RELIEF is at hand for visitors to Seaton Delaval Hall.
New toilets at the tourist attraction are now ready for action after months of work, putting an end to long queues for those caught short, strained sewerage systems and even more strained expressions on the faces of visitors desperate to heed calls of nature.
The need for improved WCs was evident as soon as the National Trust took over the hall at the end of 2009 and soon became even more glaring as increases in opening hours and visitor numbers took their toll on the old system.
Property manager Judith Cashman said: “You would be surprised how much work goes into installing a toilet block on a heritage site.
“First, you have to find a suitable flat piece of ground on which to park the loos. Then the water and electricity supply has to be installed, which can be a long process on a site with significant underground archaeology to explore.
“Our biggest challenge, however, has been drainage.
“When Seaton Delaval Hall was built in 1729, there were no mains sewers to connect the house to, no flush toilets and no such thing as a septic tank.
“In fact, there is still no mains drainage, so we have had to put a tank in place.”

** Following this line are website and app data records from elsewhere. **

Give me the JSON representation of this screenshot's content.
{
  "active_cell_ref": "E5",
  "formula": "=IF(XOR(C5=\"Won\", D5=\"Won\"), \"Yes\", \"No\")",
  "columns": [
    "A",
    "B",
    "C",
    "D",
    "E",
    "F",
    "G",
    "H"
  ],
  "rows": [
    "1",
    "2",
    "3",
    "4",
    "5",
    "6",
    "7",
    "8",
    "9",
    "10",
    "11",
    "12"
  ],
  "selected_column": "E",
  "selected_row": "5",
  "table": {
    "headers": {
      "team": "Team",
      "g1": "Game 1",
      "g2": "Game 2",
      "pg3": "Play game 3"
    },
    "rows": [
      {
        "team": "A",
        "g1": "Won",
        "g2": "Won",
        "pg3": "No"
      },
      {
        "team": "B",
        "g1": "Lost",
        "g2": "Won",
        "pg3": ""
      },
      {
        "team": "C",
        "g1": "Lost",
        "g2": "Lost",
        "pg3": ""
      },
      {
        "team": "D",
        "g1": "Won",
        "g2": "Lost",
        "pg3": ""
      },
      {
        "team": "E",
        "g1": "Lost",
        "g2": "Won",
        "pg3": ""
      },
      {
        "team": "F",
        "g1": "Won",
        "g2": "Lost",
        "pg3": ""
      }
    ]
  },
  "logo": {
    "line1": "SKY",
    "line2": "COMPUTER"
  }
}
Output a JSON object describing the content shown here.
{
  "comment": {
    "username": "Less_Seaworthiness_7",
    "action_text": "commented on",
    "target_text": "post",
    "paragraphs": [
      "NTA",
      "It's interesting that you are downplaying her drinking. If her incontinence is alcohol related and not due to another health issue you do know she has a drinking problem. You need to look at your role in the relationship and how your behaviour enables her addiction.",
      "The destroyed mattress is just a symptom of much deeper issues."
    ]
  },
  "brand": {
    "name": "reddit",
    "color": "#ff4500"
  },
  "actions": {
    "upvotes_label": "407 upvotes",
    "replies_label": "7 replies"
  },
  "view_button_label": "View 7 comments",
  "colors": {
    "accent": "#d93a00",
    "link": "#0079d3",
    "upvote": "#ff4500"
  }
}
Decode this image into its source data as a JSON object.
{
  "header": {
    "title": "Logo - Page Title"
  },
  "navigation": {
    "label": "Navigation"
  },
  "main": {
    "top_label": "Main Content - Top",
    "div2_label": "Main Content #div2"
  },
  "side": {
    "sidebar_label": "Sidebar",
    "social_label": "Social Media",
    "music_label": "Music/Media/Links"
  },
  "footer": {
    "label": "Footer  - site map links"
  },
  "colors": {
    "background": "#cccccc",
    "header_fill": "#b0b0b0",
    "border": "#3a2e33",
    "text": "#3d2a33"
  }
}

The new loos are located next door to an old netty used until 1950.